Howie Hawkins, the Green Party presidential nominee, argued that Sanders’ unsuccessful 2020 campaign offered ample evidence that candidates could run a nationwide campaign while largely rejecting the help of super PACs, dark money, and other aid from outside their own campaign.
“Do I buy that Democrats must use dark money to win? Not at all,” Hawkins told Insider. “Trump is so dirty. He’s so guilty of hiding his money. It’s like the Democrats are saying, ‘We’ve got to be dirty, too.'”
Rep. Rodney Davis, an Illinois Republican who is the ranking member on the House Administration Committee, which oversees campaign-finance matters, says Democrats “reek of hypocrisy” when they rail against dark money but use it anyway because Republicans do too.

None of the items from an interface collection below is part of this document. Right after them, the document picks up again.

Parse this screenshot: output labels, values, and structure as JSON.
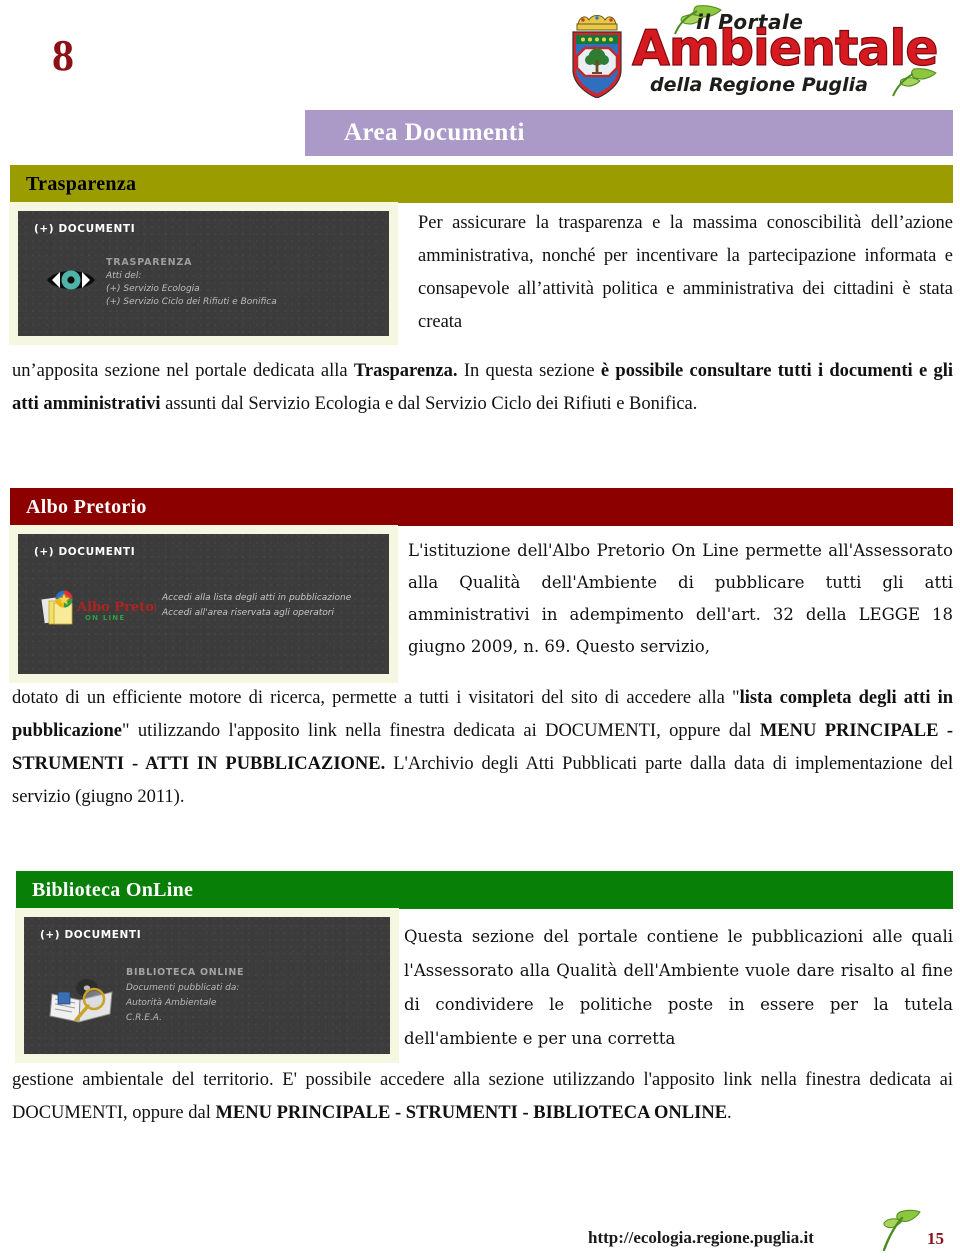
{
  "page": {
    "number_top": "8",
    "title": "Area Documenti"
  },
  "logo": {
    "line1": "il Portale",
    "line2": "Ambientale",
    "line3": "della Regione Puglia",
    "crest_name": "puglia-coat-of-arms",
    "colors": {
      "wordmark": "#d71920",
      "leaf": "#7ab648"
    }
  },
  "sections": [
    {
      "id": "trasparenza",
      "bar_label": "Trasparenza",
      "bar_color": "#9b9c00",
      "bar_text_color": "#000000"
    },
    {
      "id": "albo-pretorio",
      "bar_label": "Albo Pretorio",
      "bar_color": "#8c0000",
      "bar_text_color": "#ffffff"
    },
    {
      "id": "biblioteca-online",
      "bar_label": "Biblioteca OnLine",
      "bar_color": "#088008",
      "bar_text_color": "#ffffff"
    }
  ],
  "shots": {
    "trasparenza": {
      "panel_label": "(+) DOCUMENTI",
      "icon": "eye-icon",
      "heading": "TRASPARENZA",
      "lines": [
        "Atti del:",
        "(+) Servizio Ecologia",
        "(+) Servizio Ciclo dei Rifiuti e Bonifica"
      ]
    },
    "albo": {
      "panel_label": "(+) DOCUMENTI",
      "icon": "albo-pretorio-logo",
      "logo_title": "Albo Pretorio",
      "logo_subtitle": "ON LINE",
      "lines": [
        "Accedi alla lista degli atti in pubblicazione",
        "Accedi all'area riservata agli operatori"
      ]
    },
    "biblioteca": {
      "panel_label": "(+) DOCUMENTI",
      "icon": "book-magnifier-icon",
      "heading": "BIBLIOTECA ONLINE",
      "lines": [
        "Documenti pubblicati da:",
        "Autorità Ambientale",
        "C.R.E.A."
      ]
    }
  },
  "body": {
    "trasparenza_top": "Per assicurare la trasparenza e la massima conoscibilità dell’azione amministrativa, nonché per incentivare la partecipazione informata e consapevole all’attività politica e amministrativa dei cittadini è stata creata",
    "trasparenza_rest_1": "un’apposita sezione nel portale dedicata alla ",
    "trasparenza_rest_b1": "Trasparenza.",
    "trasparenza_rest_2": " In questa sezione ",
    "trasparenza_rest_b2": "è possibile consultare tutti i documenti e gli atti amministrativi",
    "trasparenza_rest_3": " assunti dal Servizio Ecologia e dal Servizio Ciclo dei Rifiuti e Bonifica.",
    "albo_top": "L'istituzione dell'Albo Pretorio On Line permette all'Assessorato alla Qualità dell'Ambiente di pubblicare tutti gli atti amministrativi in adempimento dell'art. 32 della LEGGE 18 giugno 2009, n. 69. Questo servizio,",
    "albo_rest_1": "dotato di un efficiente motore di ricerca, permette a tutti i visitatori del sito di accedere alla \"",
    "albo_rest_b1": "lista completa degli atti in pubblicazione",
    "albo_rest_2": "\" utilizzando l'apposito link nella finestra dedicata ai DOCUMENTI, oppure dal ",
    "albo_rest_b2": "MENU PRINCIPALE - STRUMENTI - ATTI IN PUBBLICAZIONE.",
    "albo_rest_3": " L'Archivio degli Atti Pubblicati parte dalla data di implementazione del servizio (giugno 2011).",
    "biblioteca_top": "Questa sezione del portale contiene le pubblicazioni alle quali l'Assessorato alla Qualità dell'Ambiente vuole dare risalto al fine di condividere le politiche poste in essere per la tutela dell'ambiente e per una corretta",
    "biblioteca_rest_1": "gestione ambientale del territorio.  E' possibile accedere alla sezione utilizzando l'apposito link nella finestra dedicata ai DOCUMENTI, oppure dal ",
    "biblioteca_rest_b1": "MENU PRINCIPALE - STRUMENTI - BIBLIOTECA ONLINE",
    "biblioteca_rest_2": "."
  },
  "footer": {
    "url": "http://ecologia.regione.puglia.it",
    "sprout_icon": "leaf-sprout-icon",
    "page_number": "15"
  }
}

Davis added that voters shouldn’t forget that when Democrats controlled the White House and both sides of Congress during 2009 and 2010, no sweeping campaign-finance reform became law — even after the Supreme Court’s Citizens United decision, which landed midway through the session.
“Clearly, it wasn’t a priority for them like they would have had you believe,” he said.
A job for Congress and a Biden administration?
Will Biden backers suddenly shift tactics in August and September and make transparent political money that’s now hidden from the public?
Almost no chance, all Democrats interviewed concur.
But they also agree that a Biden administration would prioritize political-money reform alongside other “democracy agenda” items such as voting access and congressional-district gerrymandering.
True dark-money reform will come through action on Capitol Hill and the White House, said Israel, the former DCCC chairman who now works with the bipartisan campaign-finance reform organization Issue One.
“I would be a hell of a lot more frightened,” Israel said, “if Joe Biden lost, and Donald Trump won, because we ceded some kind of advantage to the Republicans this election.”